▶ [Data in this exercise]
:::
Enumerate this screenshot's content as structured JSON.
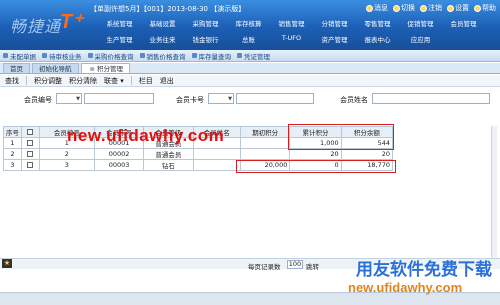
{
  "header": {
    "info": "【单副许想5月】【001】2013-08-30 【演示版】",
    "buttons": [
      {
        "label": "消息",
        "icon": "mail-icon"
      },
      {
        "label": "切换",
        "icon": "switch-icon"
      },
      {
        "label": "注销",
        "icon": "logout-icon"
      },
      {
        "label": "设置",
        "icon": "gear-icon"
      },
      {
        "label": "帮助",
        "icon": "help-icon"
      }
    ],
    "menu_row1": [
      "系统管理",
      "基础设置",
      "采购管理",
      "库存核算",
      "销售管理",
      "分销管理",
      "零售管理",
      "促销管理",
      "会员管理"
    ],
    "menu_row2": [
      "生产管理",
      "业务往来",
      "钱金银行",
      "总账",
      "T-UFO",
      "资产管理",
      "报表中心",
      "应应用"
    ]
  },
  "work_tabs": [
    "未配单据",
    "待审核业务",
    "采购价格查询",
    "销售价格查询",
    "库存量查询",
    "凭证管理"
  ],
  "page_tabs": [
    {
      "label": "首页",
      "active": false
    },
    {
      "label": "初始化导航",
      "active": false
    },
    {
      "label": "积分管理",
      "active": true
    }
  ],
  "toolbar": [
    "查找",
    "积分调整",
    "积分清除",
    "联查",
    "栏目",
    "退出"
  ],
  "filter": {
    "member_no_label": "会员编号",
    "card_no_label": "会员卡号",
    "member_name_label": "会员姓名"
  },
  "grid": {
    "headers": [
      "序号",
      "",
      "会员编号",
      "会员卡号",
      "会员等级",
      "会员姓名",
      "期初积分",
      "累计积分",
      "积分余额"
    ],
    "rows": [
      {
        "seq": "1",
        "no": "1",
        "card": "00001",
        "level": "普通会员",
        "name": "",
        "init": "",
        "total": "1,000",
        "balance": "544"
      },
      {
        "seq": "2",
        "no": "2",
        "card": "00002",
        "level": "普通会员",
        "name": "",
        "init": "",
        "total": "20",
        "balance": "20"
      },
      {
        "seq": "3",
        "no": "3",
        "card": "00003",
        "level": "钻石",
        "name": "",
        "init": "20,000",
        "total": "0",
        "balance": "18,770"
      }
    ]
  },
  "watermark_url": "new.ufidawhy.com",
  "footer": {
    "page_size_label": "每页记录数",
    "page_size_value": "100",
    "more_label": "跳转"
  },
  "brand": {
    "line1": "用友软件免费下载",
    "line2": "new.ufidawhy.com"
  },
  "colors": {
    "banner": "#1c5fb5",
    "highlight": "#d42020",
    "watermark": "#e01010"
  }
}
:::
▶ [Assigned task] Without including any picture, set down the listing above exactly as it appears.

▶ [Task answer]
Enumerate this screenshot's content as structured JSON.
{
  "header": {
    "info": "【单副许想5月】【001】2013-08-30 【演示版】",
    "buttons": [
      {
        "label": "消息",
        "icon": "mail-icon"
      },
      {
        "label": "切换",
        "icon": "switch-icon"
      },
      {
        "label": "注销",
        "icon": "logout-icon"
      },
      {
        "label": "设置",
        "icon": "gear-icon"
      },
      {
        "label": "帮助",
        "icon": "help-icon"
      }
    ],
    "menu_row1": [
      "系统管理",
      "基础设置",
      "采购管理",
      "库存核算",
      "销售管理",
      "分销管理",
      "零售管理",
      "促销管理",
      "会员管理"
    ],
    "menu_row2": [
      "生产管理",
      "业务往来",
      "钱金银行",
      "总账",
      "T-UFO",
      "资产管理",
      "报表中心",
      "应应用"
    ]
  },
  "work_tabs": [
    "未配单据",
    "待审核业务",
    "采购价格查询",
    "销售价格查询",
    "库存量查询",
    "凭证管理"
  ],
  "page_tabs": [
    {
      "label": "首页",
      "active": false
    },
    {
      "label": "初始化导航",
      "active": false
    },
    {
      "label": "积分管理",
      "active": true
    }
  ],
  "toolbar": [
    "查找",
    "积分调整",
    "积分清除",
    "联查",
    "栏目",
    "退出"
  ],
  "filter": {
    "member_no_label": "会员编号",
    "card_no_label": "会员卡号",
    "member_name_label": "会员姓名"
  },
  "grid": {
    "headers": [
      "序号",
      "",
      "会员编号",
      "会员卡号",
      "会员等级",
      "会员姓名",
      "期初积分",
      "累计积分",
      "积分余额"
    ],
    "rows": [
      {
        "seq": "1",
        "no": "1",
        "card": "00001",
        "level": "普通会员",
        "name": "",
        "init": "",
        "total": "1,000",
        "balance": "544"
      },
      {
        "seq": "2",
        "no": "2",
        "card": "00002",
        "level": "普通会员",
        "name": "",
        "init": "",
        "total": "20",
        "balance": "20"
      },
      {
        "seq": "3",
        "no": "3",
        "card": "00003",
        "level": "钻石",
        "name": "",
        "init": "20,000",
        "total": "0",
        "balance": "18,770"
      }
    ]
  },
  "watermark_url": "new.ufidawhy.com",
  "footer": {
    "page_size_label": "每页记录数",
    "page_size_value": "100",
    "more_label": "跳转"
  },
  "brand": {
    "line1": "用友软件免费下载",
    "line2": "new.ufidawhy.com"
  },
  "colors": {
    "banner": "#1c5fb5",
    "highlight": "#d42020",
    "watermark": "#e01010"
  }
}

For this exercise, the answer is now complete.